This defensive decision looked poor at the time. With the revelation that this editorial failure ultimately led the piece to mislead one of the Times’ own podcasters, it looks even worse.
If someone as sharp and well-read as Strayed could have come away from the Times’ Walker interview and not realized that she was promoting an anti-Semitic book, imagine how many average readers have been similarly misinformed by the unamended piece. The decision to divorce the subject of a piece from their bigotry does a disservice not just to the audience, but to the truth.
How could outlets do better when covering problematic but insightful characters like Walker? To begin with, do not give these people uncritical platforms. This is not the same as saying not to give them any platform. Human beings are complicated and broken, and great wisdom can coexist with great bigotry in the same soul. If outlets want to tap into the good, they need to make readers aware of the bad. Any interview or profile with an individual guilty of prejudice or other misconduct should be foregrounded with the problematic aspects of the subject’s history. Moreover, if the individual is unrepentant about their behavior like Walker, they should be asked every time about it, and given a chance to either own up or obfuscate. For instance, earlier this week, Walker posted Icke’s anti-Semitic conspiracy theorizing about the coronavirus on her blog. That should not go unchallenged. As Times media columnist Ben Smith put it to me when we discussed the general issues involved, “I am generally in favor of asking the most awkward question all the time.”
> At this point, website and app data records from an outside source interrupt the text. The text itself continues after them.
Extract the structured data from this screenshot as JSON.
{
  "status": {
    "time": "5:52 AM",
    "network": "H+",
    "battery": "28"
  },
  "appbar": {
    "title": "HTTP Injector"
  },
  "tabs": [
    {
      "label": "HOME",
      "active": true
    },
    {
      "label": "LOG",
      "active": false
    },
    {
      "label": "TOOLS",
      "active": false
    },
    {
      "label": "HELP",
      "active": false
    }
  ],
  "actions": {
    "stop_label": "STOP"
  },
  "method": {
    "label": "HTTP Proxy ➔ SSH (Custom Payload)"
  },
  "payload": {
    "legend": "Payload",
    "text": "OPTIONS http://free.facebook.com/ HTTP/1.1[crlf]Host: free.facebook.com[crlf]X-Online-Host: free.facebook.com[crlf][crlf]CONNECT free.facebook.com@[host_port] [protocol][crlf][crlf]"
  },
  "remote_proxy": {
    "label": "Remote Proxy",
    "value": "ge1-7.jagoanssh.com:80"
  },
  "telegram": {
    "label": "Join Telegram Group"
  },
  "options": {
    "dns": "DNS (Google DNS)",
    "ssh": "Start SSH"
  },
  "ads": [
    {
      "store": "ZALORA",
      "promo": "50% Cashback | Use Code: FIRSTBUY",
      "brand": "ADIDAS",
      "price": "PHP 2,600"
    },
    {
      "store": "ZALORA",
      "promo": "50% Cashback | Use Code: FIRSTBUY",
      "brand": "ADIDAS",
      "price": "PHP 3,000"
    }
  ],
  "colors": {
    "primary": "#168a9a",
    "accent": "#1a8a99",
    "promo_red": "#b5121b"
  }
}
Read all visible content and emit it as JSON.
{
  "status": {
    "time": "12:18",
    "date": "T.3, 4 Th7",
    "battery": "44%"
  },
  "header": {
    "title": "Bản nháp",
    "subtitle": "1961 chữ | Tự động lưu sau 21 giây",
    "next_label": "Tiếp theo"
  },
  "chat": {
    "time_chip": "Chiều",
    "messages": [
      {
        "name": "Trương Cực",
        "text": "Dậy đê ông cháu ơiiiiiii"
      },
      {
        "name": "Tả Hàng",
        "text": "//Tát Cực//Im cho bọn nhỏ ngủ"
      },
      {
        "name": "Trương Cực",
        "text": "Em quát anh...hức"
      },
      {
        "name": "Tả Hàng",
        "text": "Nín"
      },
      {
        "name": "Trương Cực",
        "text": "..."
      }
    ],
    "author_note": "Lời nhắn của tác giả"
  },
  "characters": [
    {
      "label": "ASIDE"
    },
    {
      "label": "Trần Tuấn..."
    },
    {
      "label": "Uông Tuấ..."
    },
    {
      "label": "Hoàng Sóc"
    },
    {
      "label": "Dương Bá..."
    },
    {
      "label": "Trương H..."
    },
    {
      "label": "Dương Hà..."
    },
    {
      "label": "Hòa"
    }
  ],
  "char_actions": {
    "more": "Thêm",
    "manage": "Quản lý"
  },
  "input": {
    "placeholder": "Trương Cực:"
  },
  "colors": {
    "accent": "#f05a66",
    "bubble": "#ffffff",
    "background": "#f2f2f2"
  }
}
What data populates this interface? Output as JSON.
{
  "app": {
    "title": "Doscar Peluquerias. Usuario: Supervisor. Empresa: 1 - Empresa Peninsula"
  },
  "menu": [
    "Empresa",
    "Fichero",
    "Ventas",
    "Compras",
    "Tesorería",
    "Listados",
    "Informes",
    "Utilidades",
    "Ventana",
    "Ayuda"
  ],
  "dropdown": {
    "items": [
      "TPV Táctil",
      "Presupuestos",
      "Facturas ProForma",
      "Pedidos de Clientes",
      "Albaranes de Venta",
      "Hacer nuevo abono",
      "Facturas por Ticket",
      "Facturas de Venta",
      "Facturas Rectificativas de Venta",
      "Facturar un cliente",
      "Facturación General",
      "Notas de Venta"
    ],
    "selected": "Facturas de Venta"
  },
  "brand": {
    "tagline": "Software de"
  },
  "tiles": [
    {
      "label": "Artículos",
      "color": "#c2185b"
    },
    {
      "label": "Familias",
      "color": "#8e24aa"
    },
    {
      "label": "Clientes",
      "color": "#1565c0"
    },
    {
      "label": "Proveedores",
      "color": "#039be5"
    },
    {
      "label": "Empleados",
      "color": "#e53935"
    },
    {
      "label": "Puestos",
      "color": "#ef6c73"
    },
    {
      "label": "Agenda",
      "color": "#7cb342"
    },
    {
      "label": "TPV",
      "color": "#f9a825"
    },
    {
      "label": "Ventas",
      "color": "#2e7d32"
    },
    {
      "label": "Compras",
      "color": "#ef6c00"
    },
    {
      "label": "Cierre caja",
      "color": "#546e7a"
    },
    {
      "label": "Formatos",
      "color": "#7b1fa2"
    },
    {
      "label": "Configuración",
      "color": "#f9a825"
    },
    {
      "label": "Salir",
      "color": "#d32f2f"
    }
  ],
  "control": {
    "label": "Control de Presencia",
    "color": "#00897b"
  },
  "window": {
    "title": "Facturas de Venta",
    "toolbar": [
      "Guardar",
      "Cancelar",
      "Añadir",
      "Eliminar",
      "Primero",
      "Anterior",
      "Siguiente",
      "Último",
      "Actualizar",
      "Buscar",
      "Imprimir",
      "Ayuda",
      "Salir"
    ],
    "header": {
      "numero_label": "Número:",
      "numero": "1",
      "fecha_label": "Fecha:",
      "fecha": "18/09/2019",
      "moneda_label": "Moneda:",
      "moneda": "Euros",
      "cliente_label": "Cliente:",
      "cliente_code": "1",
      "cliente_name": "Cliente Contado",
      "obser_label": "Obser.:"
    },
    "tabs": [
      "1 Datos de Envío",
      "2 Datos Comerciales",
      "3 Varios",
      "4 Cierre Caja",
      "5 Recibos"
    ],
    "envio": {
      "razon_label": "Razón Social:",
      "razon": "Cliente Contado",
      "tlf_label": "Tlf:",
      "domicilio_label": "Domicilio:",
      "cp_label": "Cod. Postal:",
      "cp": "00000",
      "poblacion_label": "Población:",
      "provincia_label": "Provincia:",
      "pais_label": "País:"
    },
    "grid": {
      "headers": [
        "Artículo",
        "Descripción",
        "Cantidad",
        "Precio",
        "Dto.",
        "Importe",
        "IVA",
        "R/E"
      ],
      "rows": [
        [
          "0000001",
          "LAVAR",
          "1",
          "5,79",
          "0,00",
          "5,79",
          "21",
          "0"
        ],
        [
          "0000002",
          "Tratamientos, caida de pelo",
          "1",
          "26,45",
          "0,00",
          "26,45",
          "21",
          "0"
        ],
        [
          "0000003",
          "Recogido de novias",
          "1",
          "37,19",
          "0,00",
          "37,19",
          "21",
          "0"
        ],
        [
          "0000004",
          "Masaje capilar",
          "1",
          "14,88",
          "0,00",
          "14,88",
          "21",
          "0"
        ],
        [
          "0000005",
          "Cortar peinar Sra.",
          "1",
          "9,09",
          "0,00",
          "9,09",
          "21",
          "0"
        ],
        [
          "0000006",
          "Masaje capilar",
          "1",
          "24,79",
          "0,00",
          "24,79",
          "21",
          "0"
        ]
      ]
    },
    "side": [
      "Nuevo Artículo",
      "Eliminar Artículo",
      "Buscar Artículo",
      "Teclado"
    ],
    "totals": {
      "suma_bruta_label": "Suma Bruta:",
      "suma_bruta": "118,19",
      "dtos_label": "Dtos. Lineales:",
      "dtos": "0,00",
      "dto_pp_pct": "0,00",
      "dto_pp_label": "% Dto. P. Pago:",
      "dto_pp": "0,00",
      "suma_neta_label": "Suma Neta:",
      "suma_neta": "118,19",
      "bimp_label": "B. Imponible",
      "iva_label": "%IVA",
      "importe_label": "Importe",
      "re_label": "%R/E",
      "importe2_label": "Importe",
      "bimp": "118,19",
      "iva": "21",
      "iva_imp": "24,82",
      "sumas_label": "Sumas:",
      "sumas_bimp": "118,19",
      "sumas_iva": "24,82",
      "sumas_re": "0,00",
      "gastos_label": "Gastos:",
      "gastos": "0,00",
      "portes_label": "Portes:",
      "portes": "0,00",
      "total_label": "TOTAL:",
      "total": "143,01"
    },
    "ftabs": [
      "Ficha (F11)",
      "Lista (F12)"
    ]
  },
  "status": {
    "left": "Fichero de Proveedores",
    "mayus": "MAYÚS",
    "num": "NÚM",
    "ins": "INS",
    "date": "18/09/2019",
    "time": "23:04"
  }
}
That’s not the only job of a journalist, but it is one of them, and when it comes to individuals like Alice Walker who haven’t shied away from their bigotry, no outlet should shy away from confronting them about it.